“The Lions have gotten better,” former Lions wide receiver Herman Moore said on CBS Sports Radio’s Tiki and Tierney. “I think they have addressed some needs in the draft. They’ve got an offensive lineman that they needed, (A’Shawn) Robinson on the defensive side, they got (Taylor) Decker on the offensive side. They have picked up a wide receiver (Marvin Jones) to try and replace Calvin Johnson. You’re not going to replace his statistics. You’re not going to replace the fear factor that a guy like Calvin Johnson brings to the table, but you now have the ability to have a quarterback that says, ‘I have to figure out a way to spread the ball.’ He can’t have that one favorite guy, but he’s going to have to be consistent spreading the football around.”
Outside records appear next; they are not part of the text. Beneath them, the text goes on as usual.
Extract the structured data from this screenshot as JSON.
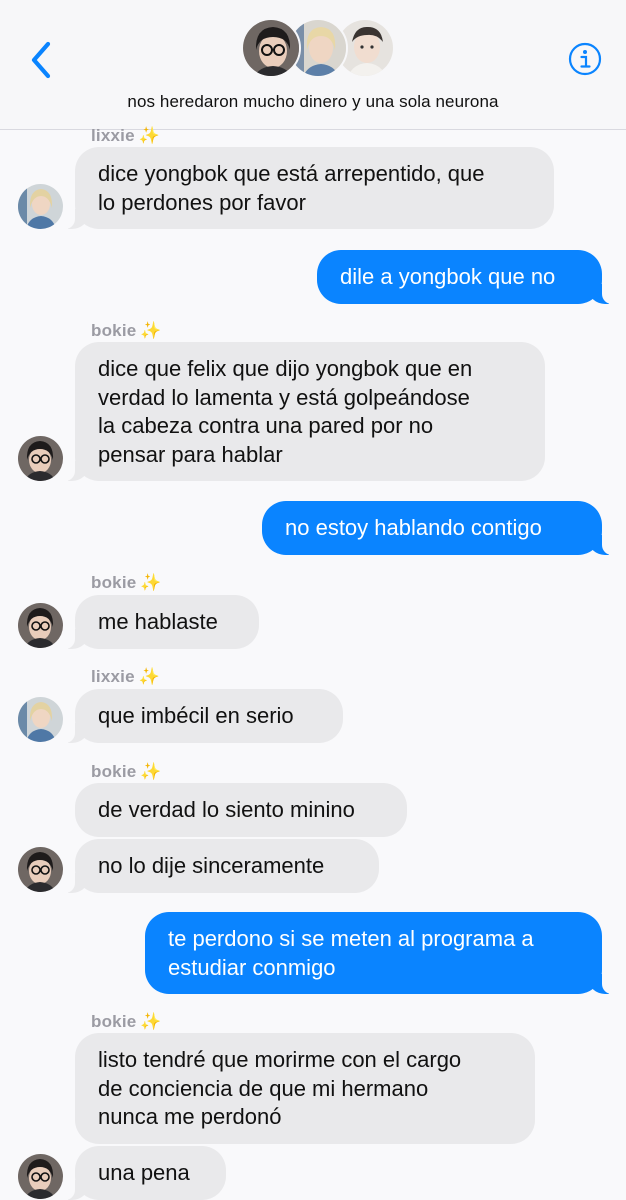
{
  "header": {
    "group_name": "nos heredaron mucho dinero y una sola neurona",
    "accent_color": "#0a84ff",
    "back_icon": "chevron-left-icon",
    "info_icon": "info-circle-icon"
  },
  "senders": {
    "lixxie": "lixxie",
    "bokie": "bokie",
    "sparkle": "✨"
  },
  "messages": [
    {
      "from": "lixxie",
      "lines": [
        "dice yongbok que está arrepentido, que",
        "lo perdones por favor"
      ]
    },
    {
      "from": "me",
      "lines": [
        "dile a yongbok que no"
      ]
    },
    {
      "from": "bokie",
      "lines": [
        "dice que felix que dijo yongbok que en",
        "verdad lo lamenta y está golpeándose",
        "la cabeza contra una pared por no",
        "pensar para hablar"
      ]
    },
    {
      "from": "me",
      "lines": [
        "no estoy hablando contigo"
      ]
    },
    {
      "from": "bokie",
      "lines": [
        "me hablaste"
      ]
    },
    {
      "from": "lixxie",
      "lines": [
        "que imbécil en serio"
      ]
    },
    {
      "from": "bokie",
      "lines": [
        "de verdad lo siento minino"
      ]
    },
    {
      "from": "bokie",
      "lines": [
        "no lo dije sinceramente"
      ]
    },
    {
      "from": "me",
      "lines": [
        "te perdono si se meten al programa a",
        "estudiar conmigo"
      ]
    },
    {
      "from": "bokie",
      "lines": [
        "listo tendré que morirme con el cargo",
        "de conciencia de que mi hermano",
        "nunca me perdonó"
      ]
    },
    {
      "from": "bokie",
      "lines": [
        "una pena"
      ]
    }
  ]
}
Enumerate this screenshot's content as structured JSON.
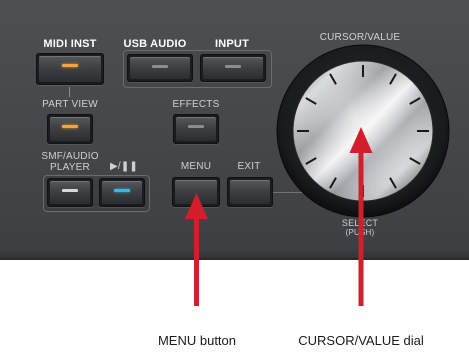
{
  "panel": {
    "labels": {
      "midi_inst": "MIDI INST",
      "usb_audio": "USB AUDIO",
      "input": "INPUT",
      "cursor_value": "CURSOR/VALUE",
      "part_view": "PART VIEW",
      "effects": "EFFECTS",
      "smf_audio_player_line1": "SMF/AUDIO",
      "smf_audio_player_line2": "PLAYER",
      "play_pause": "▶/❚❚",
      "menu": "MENU",
      "exit": "EXIT",
      "select": "SELECT",
      "push": "(PUSH)"
    },
    "led_colors": {
      "midi_inst": "#f3a53b",
      "usb_audio": "#8a8c8f",
      "input": "#8a8c8f",
      "part_view": "#f3a53b",
      "effects": "#8a8c8f",
      "smf_audio_player": "#d8d8d8",
      "play_pause": "#3cb6e8",
      "menu": "#8a8c8f",
      "exit": "#8a8c8f"
    },
    "dial": {
      "icon": "cursor-value-dial-icon",
      "tick_count": 12
    }
  },
  "annotations": {
    "arrow_color": "#d21f2b",
    "menu_caption": "MENU button",
    "dial_caption": "CURSOR/VALUE dial"
  }
}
Johnson, of course, retired in March after nine brilliant NFL seasons. Once considered the best receiver in football, Johnson – at 6-5, 240 – had physical gifts unlike anything previously seen in the NFL. He holds the record for most receiving yards (1,964) in a single season.
And yet, Moore believes Johnson’s retirement could actually help quarterback Matthew Stafford.
“When you have that crutch-type player that you have in Calvin Johnson, there is a tendency for quarterbacks to say, ‘You know what? In my time of need, I just need to throw one up. I can do that,’” Moore said. “I think Matthew Stafford comes out of this a better quarterback. He’s going to have to do what most quarterbacks who don’t have those top-tier stars have to do. You spread the ball around. You got to learn the good and bad with each of the players you’re working with. If Matthew Stafford is the quarterback that they say that he is, you elevate the play of those players around you through your decision-making, through your ability to spread the ball.”
Moore, 46, played for the Lions for more than a decade and was a four-time Pro Bowler. He still lives in Detroit. The Lions haven’t won a playoff game since 1991, but the pressure to win, he said, is palpable.
“The pressure doesn’t go away until you win the championship,” Moore said. “That’s the only thing that gets it off. Unless they win a championship, I think it’s going to always leave a question mark or kind of a smudge to say, ‘Couldn’t get it done.’”